Navigating the first 100 days: Do you need an executive coach?
Author: Eelco van Eijck
There are executive coaches and there are personal branding coaches. But finding someone who does both is a unique way to help you both navigate the complexities of business - particularly in the first 100 days of your role - and differentiate yourself from other top-level leaders.
How an executive branding coach can help you
If you’re starting out in your first C-suite role, an external coach can act as a vital and impartial sounding board. It may be someone 10-15 years older than you who has similar experience and who knows the pitfalls of your industry. Or it may be a specialist coach experienced in guiding leaders in executive roles.
With new board roles, whether internal or external, there will always be jealous colleagues who perceive your career move to have blocked theirs. You will encounter resistance that will challenge you. An external coach can offer an objective insight and help you manage these situations.
If in your new role you have crossed over from one industry to another, you’ll benefit from a coach who is an industry expert. For example, if you’ve come from a dairy company and moved to a packaging company, try to find a top leader in packaging who can be a
sounding board and share their specialist knowledge with you.
Clients come to me with requests for coaching on multiple elements of their leadership careers and the impact on their confidence can be dramatic. Now, I am not a certified coach for onboarding matters and everyone needs different input at different times. But there is some advice that is universal.
Time to talk to stakeholders
When you start a top-level leadership role - as CEO, MD or GM of a firm - reserve 20% of your time for stakeholder management. In the first 100 days, you’ll be expected to present an idea and a plan, but make sure you keep the stakeholders involved.
Your stakeholder(s) can be the shareholder(s) or the Private Equity firm or the Non Executive Board or the international Board of Directors. Define
who they are and then carefully plan time together with them on a regular frequency.
Having a dinner before the AGM isn’t enough. Allow for half a day and invite your stakeholders for one-to-one meetings so you can get to know each other better. Take your shareholder to a client event or on a factory or warehouse tour. Spend two hours in the car or on a flight with them — talk beyond work and find out about their interests and their family life.

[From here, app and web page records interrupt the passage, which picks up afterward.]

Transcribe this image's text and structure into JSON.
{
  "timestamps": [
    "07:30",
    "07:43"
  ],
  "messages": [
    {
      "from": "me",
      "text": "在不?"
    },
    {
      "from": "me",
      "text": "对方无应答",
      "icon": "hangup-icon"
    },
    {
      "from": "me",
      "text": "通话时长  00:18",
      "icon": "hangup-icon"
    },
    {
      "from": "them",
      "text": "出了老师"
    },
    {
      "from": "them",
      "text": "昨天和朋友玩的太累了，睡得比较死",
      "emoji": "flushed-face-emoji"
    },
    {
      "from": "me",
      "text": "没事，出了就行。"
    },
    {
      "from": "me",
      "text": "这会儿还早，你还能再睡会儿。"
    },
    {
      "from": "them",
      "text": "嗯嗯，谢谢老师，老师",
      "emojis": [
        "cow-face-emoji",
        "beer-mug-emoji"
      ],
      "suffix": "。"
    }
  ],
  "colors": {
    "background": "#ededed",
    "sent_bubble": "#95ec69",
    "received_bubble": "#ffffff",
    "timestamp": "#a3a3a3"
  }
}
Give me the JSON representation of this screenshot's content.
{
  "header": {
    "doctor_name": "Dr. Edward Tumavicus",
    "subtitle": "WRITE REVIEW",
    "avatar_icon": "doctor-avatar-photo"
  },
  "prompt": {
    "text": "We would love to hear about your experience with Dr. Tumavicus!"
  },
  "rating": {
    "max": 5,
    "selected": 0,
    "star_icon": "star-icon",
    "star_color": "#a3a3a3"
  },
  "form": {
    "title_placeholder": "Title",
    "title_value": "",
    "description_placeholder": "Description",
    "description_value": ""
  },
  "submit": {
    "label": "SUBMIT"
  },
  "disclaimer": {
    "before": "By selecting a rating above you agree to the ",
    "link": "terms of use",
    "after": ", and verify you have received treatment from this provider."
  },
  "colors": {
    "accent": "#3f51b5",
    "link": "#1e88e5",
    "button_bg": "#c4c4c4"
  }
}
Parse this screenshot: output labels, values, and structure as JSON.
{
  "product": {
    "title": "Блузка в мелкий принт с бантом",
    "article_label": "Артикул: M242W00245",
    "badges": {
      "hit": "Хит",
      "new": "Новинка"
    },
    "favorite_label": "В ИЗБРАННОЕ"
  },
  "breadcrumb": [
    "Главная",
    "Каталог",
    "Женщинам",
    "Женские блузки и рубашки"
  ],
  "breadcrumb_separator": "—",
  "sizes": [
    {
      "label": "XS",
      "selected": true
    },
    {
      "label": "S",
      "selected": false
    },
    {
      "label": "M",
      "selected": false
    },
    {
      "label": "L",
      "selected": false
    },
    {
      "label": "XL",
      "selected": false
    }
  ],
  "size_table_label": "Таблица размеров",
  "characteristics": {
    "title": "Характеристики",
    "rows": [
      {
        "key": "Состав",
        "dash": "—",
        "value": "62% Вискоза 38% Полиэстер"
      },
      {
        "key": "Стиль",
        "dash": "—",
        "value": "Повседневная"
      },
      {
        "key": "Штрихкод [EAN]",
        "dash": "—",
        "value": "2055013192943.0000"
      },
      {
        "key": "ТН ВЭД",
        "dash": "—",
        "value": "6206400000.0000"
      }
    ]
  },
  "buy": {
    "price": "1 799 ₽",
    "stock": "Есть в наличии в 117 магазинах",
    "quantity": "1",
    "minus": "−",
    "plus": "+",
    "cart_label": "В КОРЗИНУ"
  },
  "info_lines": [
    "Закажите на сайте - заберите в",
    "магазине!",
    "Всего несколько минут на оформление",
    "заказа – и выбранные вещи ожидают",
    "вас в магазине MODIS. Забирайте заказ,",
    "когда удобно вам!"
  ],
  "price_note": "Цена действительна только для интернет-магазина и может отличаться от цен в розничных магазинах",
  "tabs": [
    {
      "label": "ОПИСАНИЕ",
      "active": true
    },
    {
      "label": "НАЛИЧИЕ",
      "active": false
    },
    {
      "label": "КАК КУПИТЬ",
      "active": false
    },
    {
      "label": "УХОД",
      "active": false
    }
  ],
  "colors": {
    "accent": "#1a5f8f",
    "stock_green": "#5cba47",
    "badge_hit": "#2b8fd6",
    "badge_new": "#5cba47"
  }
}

Through taking time to talk with shareholders individually you will gain unique insights. You might learn that they pitched a similar business idea
to yours three years ago and it was knocked out. Then you know you need to prepare the idea in a different and better way.
Invest in team coaching
Take time to nurture and understand new team dynamics. Recognise that people have differences and learn to accept them. A leadership team doesn't have to be friends, but they do need to know each other well, and team coaching can help them work together for a common goal.
As a new CEO, ask if team coaching is already part of the culture and if there is a budget available to invest in your teams — you will create a far better strategic plan if you have first worked on your team chemistry.
Enhancing the dynamics of a team needs to be worked on continuously — teams should receive coaching from a designated team coach at least once, if not twice, a year. The team coach can work on clashes within the team but remember that each board member must have a separate, personal coach who focuses on the individual’s leadership role. And it’s important that these two remain distinct. Personally, I am convinced that the team coach should not be the individual coach of one of the team members. That would create a breach of trust for the other team members. Find a coach who’s not always nice to you. Just as bedside manner isn’t always necessary to be a great doctor, a coach who dares to say what you need to hear is best placed to get you in peak condition to excel in your leadership role.
Coaching for presence and presentation
The best executive branding coaches will explore how leaders present themselves in terms of clothing, accessories and hairstyles. Outside image is a key part of defining your executive brand, so if you’re uncertain if you’re sending the right message, seek coaching in that area.
Coaching can also address behaviour, confidence and personal presence. Some coaches specialise in the use of drama techniques to help improve presenting and public speaking skills, for example. In several countries the academy of drama offers special courses for managers to get more familiar with acting on stage. If you have media exposure, your company should invest in coaching to put you at ease, but it’s important to know your limits. As a CEO, it is reasonable to delegate media communications to the press office.
Harness insight from experience
Sometimes the answers can be found in your own experience. As one of my previous bosses always said, “Experience is a skill in itself.”
I started my career as a sales rep at P&G. Every day I would leave my student room, get in my car and drive around visiting clients and retail shops, selling laundry detergent. Seven years later when I’d become a Sales Director in Italy leading 27 remote sales representatives out on the road, my early experiences guided my leadership and gave me the insight and skills I needed to coach my team.
Use your own experience and experiences from your network to find out the best ways to fill gaps in your capability — coaching may not always
come from one person. For example, when I wanted to familiarise myself with digital marketing, I asked some top marketers what training they would recommend, and I took that course. I’m still not an expert but I now recognise good digital marketing and I am better equipped to ask CMOs the right questions.
Want to know more? Get in touch with me to enrich your leadership performance with executive branding coaching — and bring your way forward into focus.